Monday, July 12 – Venus meets Mars (after sunset)
On the evenings surrounding Monday, July 12, extremely bright Venus and much fainter Mars will meet in a very close conjunction quite low in the west-northwestern sky. While both planets have been traveling eastward in their orbits (red tracks with labelled dates:times), the faster motion of inner planet Venus will cause it to catch up to and pass slower-moving Mars from tonight to tomorrow. Look closely! Magnitude +1.84 Mars will be nearly 200 times fainter than magnitude -3.87 Venus, and positioned just 34 arc-minutes (equal to about the full moon’s diameter) to the lower left of Venus. From a location with an unobstructed horizon, start to look for the planets after about 9 p.m. local time, when they’ll sit a fist’s diameter above the horizon. They’ll set by 10 p.m. local time. Binoculars (red circle) will help – but use them only after the sun has completely set. The two planets will share the view in binoculars from about July 4 to 21, but they’ll only be telescope-close (yellow circle) from July 11 to 14.
Friday, July 16 – Lunar X in early evening (peaks at 9 p.m. EDT)
Several times a year, for a few hours near its first quarter phase, a feature on the moon called the Lunar X becomes visible in strong binoculars and backyard telescopes. When the rims of the craters Purbach, la Caille, and Blanchinus are illuminated from a particular angle of sunlight, they form a small, bright X-shape. The Lunar X is located on the terminator, about one third of the way up from the southern pole of the Moon (at 2° East, 24° South). On Friday, July 16 the ‘X’ is predicted to start developing by about 7 p.m. EDT (or 23:00 GMT), peak in intensity at around 9 p.m. EDT (or 01:00 GMT on July 17), and then gradually fade out. The peak will be during waning daylight for observers in the eastern Americas – but you can observe the moon in a telescope during daytime, as long as you take care to avoid the sun. The Lunar X will be visible anywhere on Earth where the moon is shining, especially in a dark sky, between 23:00 and 03:00 GMT on July 17.
Saturday, July 17 – First quarter Moon (at 10:10 GMT)
When the moon completes the first quarter of its orbit around Earth at 6:10 a.m. EDT on Saturday, July 17 (or 10:10 GMT) its 90 degree angle away from the sun will cause us to see the moon half-illuminated – on its eastern side. At first quarter, the moon always rises around mid-day and sets around midnight, so it is also visible in the afternoon daytime sky. The evenings surrounding first quarter are the best ones for seeing the lunar terrain when it is dramatically lit by low-angled sunlight, especially along the terminator, the pole-to-pole boundary between the lit and dark hemispheres. (Image: Jul17-2021 at 1010 GMT – First Quarter Moon.jpg)
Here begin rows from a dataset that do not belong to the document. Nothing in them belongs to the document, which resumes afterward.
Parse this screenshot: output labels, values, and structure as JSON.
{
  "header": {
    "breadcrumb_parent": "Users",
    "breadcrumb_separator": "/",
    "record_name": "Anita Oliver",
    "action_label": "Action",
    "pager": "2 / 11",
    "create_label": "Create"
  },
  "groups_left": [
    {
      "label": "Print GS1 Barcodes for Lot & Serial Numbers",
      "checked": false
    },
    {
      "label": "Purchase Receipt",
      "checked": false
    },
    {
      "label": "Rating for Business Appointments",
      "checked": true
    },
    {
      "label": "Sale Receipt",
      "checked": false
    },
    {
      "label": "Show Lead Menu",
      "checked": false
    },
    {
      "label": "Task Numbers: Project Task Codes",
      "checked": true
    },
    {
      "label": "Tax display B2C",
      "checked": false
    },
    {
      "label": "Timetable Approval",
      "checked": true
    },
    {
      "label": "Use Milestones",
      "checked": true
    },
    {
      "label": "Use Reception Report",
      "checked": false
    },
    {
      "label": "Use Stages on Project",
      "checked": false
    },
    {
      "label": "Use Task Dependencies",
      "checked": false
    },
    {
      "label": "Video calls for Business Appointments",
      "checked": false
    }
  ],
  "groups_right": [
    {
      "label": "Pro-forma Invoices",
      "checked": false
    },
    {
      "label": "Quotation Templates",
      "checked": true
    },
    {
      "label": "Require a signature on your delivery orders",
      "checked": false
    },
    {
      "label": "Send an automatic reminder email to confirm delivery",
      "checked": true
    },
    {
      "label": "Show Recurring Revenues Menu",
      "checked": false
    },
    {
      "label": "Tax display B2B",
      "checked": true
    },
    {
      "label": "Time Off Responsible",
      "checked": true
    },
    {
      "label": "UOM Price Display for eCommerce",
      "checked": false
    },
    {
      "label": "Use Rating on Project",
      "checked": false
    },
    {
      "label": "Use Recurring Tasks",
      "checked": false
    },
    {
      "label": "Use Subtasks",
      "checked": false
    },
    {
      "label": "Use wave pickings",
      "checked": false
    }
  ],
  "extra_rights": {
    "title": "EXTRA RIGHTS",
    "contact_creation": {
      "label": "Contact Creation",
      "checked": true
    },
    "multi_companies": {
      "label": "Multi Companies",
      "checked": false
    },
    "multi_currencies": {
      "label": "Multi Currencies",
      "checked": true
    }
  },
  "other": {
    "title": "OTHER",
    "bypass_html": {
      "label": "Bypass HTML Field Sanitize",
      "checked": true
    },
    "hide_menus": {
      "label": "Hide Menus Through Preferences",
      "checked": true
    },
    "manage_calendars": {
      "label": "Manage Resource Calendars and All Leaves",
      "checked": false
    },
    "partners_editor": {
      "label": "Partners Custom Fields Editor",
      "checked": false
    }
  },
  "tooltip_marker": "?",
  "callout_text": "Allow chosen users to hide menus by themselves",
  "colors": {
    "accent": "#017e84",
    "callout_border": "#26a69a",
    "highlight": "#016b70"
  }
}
Saturday, July 17 – Pluto at opposition (all night)
On Saturday, July 17, the dim and distant dwarf planet designated (134340) Pluto will reach opposition for 2021. On that date, the Earth will be positioned between Pluto and the sun, minimizing our distance from that outer world. While at opposition, Pluto will be located 3.10 billion miles, 4.98 billion km, or 277 light-minutes from Earth — and it will shine with an extremely faint visual magnitude 14.3. That’s far too dim for visual observing through backyard telescopes. Pluto will be located in the sky about midway between Saturn and the bright star Nunki in Sagittarius’ Teapot asterism. Telescope-owners (inset, yellow circle) can focus on a magnitude 7.8 star named HIP97602, which will be sitting 9.3 arc-minutes directly below Pluto on opposition night. Even if you can’t see Pluto directly, you will know that it is there.
Sunday, July 18 – Asteroid Pallas pauses (overnight)
On Sunday, July 18, the main belt asteroid designated (2) Pallas will halt its regular eastward motion in front of the distant stars, and begin a retrograde loop that will last until early November (red path). Pallas’ visual magnitude of 9.7 will allow it to be seen in amateur telescopes starting in late evening. On July 18 Pallas will be positioned in the eastern sky, less than half a degree to the right (or celestial south) of the magnitude 6.65 star HIP116417 and the magnitude 7.35 star HIP116431, which sit near the ring of stars that forms the western fish in Pisces. The asteroid and those stars will appear together in the eyepiece of your telescope.
Chris Vaughan is a science writer, geophysicist, astronomer, planetary scientist and an “outreach RASCal.” He writes Astronomy Skylights, and you can follow him on Twitter at @astrogeoguy. He can also bring his Digital Starlab portable inflatable planetarium to your school or other daytime or evening event. Contact him through AstroGeo.ca to tour the universe together.